Let me say again how much I love this series as a whole! (I did give it 5 roses, after all.) But even with such a high rating, there are a just a few things I want to mention to really give it an honest review:
- WHY IS THIS NOT A TRILOGY?! Sorry, but why is this not a trilogy? I think it is absolutely perfect the way it is. There are no loose ends, everything has been wrapped up beautifully, and the ending is so satisfying. So again, why is there another book coming in 2018? Not everything has to be a long series, and I for one think Maas wrote a very strong trilogy. I don’t even know what the next book will be about, unless it focuses on different characters. The story of Feyre and Rhysand has already been wrapped up so…?

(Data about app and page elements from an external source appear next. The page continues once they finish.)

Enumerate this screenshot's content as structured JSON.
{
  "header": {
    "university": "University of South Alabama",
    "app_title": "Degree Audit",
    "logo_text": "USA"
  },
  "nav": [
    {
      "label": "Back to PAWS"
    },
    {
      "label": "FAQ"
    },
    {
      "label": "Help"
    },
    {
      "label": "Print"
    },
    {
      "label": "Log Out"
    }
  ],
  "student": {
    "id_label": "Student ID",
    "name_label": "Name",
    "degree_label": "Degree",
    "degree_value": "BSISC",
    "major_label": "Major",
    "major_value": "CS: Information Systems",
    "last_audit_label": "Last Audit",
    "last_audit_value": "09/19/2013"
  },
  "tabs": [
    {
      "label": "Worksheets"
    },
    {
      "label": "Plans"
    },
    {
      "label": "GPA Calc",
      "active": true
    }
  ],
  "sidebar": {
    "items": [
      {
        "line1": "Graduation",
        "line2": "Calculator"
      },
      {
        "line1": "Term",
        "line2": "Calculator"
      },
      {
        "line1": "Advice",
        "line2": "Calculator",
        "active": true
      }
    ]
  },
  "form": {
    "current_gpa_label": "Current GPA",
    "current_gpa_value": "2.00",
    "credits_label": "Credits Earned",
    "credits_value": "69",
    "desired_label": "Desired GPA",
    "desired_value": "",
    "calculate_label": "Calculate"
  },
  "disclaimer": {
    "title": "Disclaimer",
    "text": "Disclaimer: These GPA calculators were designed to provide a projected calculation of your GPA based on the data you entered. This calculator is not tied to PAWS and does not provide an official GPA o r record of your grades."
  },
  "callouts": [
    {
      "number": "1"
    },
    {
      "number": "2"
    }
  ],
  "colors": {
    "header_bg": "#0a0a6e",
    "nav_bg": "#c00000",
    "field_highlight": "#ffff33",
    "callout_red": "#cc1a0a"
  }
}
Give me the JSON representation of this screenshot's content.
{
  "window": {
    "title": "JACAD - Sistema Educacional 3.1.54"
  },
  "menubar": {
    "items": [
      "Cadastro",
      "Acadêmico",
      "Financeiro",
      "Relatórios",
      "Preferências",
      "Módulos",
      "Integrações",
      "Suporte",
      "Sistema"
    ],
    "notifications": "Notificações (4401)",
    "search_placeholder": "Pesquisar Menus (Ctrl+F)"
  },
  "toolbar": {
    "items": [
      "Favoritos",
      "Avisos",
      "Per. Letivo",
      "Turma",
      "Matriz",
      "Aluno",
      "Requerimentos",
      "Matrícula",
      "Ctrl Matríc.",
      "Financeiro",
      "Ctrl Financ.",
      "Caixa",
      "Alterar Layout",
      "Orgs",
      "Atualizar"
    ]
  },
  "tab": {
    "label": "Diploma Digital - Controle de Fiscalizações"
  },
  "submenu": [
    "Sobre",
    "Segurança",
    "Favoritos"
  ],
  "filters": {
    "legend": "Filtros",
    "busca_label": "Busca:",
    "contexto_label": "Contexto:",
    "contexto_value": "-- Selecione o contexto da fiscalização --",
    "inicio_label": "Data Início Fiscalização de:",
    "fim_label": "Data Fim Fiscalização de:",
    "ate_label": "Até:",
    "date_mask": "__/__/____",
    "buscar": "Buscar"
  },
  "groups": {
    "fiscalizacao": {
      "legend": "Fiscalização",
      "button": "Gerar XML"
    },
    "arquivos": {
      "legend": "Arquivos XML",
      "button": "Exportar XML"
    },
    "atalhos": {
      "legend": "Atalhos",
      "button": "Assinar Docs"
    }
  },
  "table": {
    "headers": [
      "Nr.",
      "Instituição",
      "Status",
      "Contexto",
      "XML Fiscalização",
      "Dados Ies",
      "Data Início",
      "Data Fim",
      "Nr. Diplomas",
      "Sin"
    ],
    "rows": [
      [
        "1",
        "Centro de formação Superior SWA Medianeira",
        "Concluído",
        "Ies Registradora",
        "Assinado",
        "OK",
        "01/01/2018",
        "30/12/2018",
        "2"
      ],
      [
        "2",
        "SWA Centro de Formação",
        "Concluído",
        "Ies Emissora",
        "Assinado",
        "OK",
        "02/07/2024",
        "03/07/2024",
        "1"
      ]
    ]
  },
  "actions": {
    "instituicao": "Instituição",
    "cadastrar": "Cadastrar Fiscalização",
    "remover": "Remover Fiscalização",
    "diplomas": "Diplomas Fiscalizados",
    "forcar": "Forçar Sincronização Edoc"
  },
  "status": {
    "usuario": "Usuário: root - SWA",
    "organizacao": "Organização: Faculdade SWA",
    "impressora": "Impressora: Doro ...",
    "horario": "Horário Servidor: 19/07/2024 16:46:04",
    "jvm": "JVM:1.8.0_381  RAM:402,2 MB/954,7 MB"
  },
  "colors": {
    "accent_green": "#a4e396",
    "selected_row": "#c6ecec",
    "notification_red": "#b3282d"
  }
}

- The love scenes. Does anyone else feel that if you have read one of the love scenes in this series, you have read them all? Seriously. As intense as they are, Maas definitely has her favorite words that she likes to go back to when she writes a descriptive love scene. If you can’t find different ways to express what the characters are feeling and experiencing, then it does start to feel like I have read it before. (And let me say that I absolutely love Feyre and Rhysand and their relationship, which I believe is healthy and full of mutual respect and focused on empowering the other person.)
- The ellipses. Maybe I’m getting too picky now, but… what is up with all the ellipses? I just randomly opened to a page in the book and I counted… five of them. I get that Maas is trying to make the writing conversational… so that it is like we see into the mind of Feyre… but don’t they start to lose their punch when you use them so… regularly? They should be used… more sparingly, in my opinion. Otherwise, they become… tiresome.
- The fragmented sentence structure. Again, this probably ties into the conversational way of writing, meant for us to feel close to Feyre. Like we are reading her thoughts. As if we were experiencing what she is experiencing. I have had to reread sentences several times because I don’t understand what she is trying to say. Before I realize that it is a fragmented sentence. I think incomplete sentences are fine sprinkled here and there, but Maas does it all the time. And when it becomes distracting to the reader, it slows the story down.
Sorry if I am being too harsh, but these were some things I kept thinking about as I was reading the series. My opinions may be unpopular, but I’m trying to give it a real review. Still, my rating of 5 roses stands, because these books really have become a new favorite! Sarah J. Maas is a captivating writer and I look forward to reading any other book she ever writes.
Click on the links below to get your copy of this book and the others in its series: